Coming-of-age movies used to be the province of characters in their teens or twenties. The fact that so many recent indies focus on overeducated, underemployed thirtysomethings struggling to “figure out life” may say something about the times: dwindling economic opportunities, shifting concepts of youth, the protraction of adolescence by a generation unwilling or unable to grow up.
Or maybe it just says something about the experiences and concerns of people with the resources to make independent films. The Giant Mechanical Man certainly evinces no interest in making a grand statement about the zeitgeist. Its protagonists want something better but don’t know what it is or how to get it. Janice (Jenna Fischer) has trouble keeping even the least demanding temp jobs, like the one where she has to guard an empty closet in a museum, while Tim (Chris Messina) dutifully puts on stilts and silver face paint every day to follow his hapless calling as the street performer of the film’s title. Janice eventually has to move in with her sister and brother-in-law, who keep trying to set her up with a smarmy self-help guru. Chris is discovered by a TV newscaster only to suffer through a disastrous interview shortly after his girlfriend walks out claiming she never believed in him.
When the two lost souls end up working at the same zoo — she selling juice while wearing a gorilla hat, he sweeping up coins in the fountain — they find they’re kindred spirits. There is little conflict to keep them apart, and The Giant Mechanical Man stumbles badly in its last third when it attempts to whip up a little dramatic tension. Along the way, this sweet, erratic, and somewhat sleepy film registers some comic surprises and thoughtful observations amid its clichés of not-so-youthful drifting.
Fischer (who co-produced the film) and Messina make an appealing pair; their scenes together have the tender charm of two hopeless romantics connecting. A strong supporting cast of comic talent — including Malin Akerman, Rich Sommer, Lucy Punch, and (briefly) Bob Odenkirk — is given little to do, and Topher Grace’s broad performance as the obnoxious, clueless motivational speaker was probably funnier to watch on the set than on the screen, where it clashes with the otherwise low-key tone.

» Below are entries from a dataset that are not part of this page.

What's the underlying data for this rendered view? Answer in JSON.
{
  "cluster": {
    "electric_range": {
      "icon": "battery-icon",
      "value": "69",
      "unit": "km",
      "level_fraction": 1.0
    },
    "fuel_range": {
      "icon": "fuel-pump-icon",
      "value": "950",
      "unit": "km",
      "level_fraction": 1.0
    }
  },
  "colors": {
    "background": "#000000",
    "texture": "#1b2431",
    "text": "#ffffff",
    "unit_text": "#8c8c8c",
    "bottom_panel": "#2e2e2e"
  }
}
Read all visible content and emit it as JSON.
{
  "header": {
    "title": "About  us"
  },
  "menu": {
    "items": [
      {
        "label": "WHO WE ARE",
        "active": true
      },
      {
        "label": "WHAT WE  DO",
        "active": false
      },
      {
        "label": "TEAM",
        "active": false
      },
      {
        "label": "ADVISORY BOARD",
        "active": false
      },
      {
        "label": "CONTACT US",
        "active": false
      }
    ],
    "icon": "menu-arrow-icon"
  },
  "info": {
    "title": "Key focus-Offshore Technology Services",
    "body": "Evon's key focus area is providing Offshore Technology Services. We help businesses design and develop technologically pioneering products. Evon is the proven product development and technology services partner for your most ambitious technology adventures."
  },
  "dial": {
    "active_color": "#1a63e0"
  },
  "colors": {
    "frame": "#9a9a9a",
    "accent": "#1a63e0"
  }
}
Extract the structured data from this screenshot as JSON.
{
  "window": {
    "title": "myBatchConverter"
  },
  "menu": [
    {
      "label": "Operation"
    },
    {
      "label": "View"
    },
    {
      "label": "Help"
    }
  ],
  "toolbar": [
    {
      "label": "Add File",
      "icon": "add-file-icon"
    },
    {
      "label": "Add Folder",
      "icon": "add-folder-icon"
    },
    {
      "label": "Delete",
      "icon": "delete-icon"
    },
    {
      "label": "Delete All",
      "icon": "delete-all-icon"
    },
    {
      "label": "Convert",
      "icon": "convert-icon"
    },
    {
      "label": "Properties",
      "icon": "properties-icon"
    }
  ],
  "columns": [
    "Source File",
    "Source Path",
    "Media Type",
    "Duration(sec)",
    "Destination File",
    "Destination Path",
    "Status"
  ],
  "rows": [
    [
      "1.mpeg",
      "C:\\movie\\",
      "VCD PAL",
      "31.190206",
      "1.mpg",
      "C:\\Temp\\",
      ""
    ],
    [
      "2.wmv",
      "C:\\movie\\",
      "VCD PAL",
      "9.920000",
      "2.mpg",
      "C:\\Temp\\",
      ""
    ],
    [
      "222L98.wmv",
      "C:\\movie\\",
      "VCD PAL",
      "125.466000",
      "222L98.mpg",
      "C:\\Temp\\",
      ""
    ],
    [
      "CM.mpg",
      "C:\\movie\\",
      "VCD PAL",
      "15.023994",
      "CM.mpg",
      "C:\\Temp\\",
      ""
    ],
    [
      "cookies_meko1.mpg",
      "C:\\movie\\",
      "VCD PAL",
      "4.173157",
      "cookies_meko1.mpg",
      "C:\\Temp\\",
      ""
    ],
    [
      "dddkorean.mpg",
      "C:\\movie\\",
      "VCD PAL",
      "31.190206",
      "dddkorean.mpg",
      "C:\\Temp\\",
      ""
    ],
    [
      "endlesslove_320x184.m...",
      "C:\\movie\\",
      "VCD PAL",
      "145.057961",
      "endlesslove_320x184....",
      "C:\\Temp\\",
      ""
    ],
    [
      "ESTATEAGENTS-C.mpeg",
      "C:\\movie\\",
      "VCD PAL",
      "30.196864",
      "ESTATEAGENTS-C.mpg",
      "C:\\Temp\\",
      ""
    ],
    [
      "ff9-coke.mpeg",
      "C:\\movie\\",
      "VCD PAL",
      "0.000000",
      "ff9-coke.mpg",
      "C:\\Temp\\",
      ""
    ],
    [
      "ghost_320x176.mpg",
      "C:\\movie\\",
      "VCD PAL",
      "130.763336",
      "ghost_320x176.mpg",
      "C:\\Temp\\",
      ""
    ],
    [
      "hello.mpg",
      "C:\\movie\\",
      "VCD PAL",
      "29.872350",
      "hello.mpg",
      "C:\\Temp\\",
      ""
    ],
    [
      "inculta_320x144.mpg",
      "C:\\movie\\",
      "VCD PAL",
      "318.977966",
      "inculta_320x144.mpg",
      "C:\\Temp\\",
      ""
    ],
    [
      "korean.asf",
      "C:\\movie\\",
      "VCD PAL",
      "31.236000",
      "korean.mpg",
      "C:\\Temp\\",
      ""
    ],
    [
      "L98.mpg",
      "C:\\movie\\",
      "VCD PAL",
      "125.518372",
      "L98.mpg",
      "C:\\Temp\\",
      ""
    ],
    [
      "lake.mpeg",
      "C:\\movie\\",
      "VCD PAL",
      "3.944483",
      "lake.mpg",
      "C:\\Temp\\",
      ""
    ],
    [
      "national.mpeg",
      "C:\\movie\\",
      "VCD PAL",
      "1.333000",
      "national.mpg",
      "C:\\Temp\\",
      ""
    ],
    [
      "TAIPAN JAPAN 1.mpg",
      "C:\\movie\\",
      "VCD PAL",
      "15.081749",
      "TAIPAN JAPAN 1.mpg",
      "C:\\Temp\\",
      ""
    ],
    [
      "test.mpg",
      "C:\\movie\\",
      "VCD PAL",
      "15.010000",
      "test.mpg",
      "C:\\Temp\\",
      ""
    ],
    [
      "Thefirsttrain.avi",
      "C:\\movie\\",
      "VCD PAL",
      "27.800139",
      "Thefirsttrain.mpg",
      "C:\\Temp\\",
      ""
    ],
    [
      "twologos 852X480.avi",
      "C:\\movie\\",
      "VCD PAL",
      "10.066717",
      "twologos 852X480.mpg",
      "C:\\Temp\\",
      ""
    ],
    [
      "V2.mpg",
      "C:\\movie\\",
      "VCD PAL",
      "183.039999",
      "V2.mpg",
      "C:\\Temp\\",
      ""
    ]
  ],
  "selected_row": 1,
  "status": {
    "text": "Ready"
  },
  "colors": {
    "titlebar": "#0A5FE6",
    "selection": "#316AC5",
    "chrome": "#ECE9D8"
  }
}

The film was written and directed by Lee Kirk, Fischer’s real-life husband. Kirk’s script contains promising shards of deadpan humor with a slightly absurdist edge, especially in the early scenes depicting Janice’s temping misadventures and Tim’s self-delusion. But too often the situations — whether comic or dramatic — feel underdeveloped, instead of heightened into revelation or at least discomfort. Like its characters, the film drifts into aimlessness and dejection, a sort of low-stakes, middle-class anomie. The Giant Mechanical Man endorses uniqueness but shows little originality in its choice of satirical targets: the self-help movement, corporate douchery, and the indignities sensitive souls suffer in a world that fails to recognize how special they are. Ultimately, its insights are too conventional and its perspective too narrow to shed much light on the experiences of individuals, let alone society at large.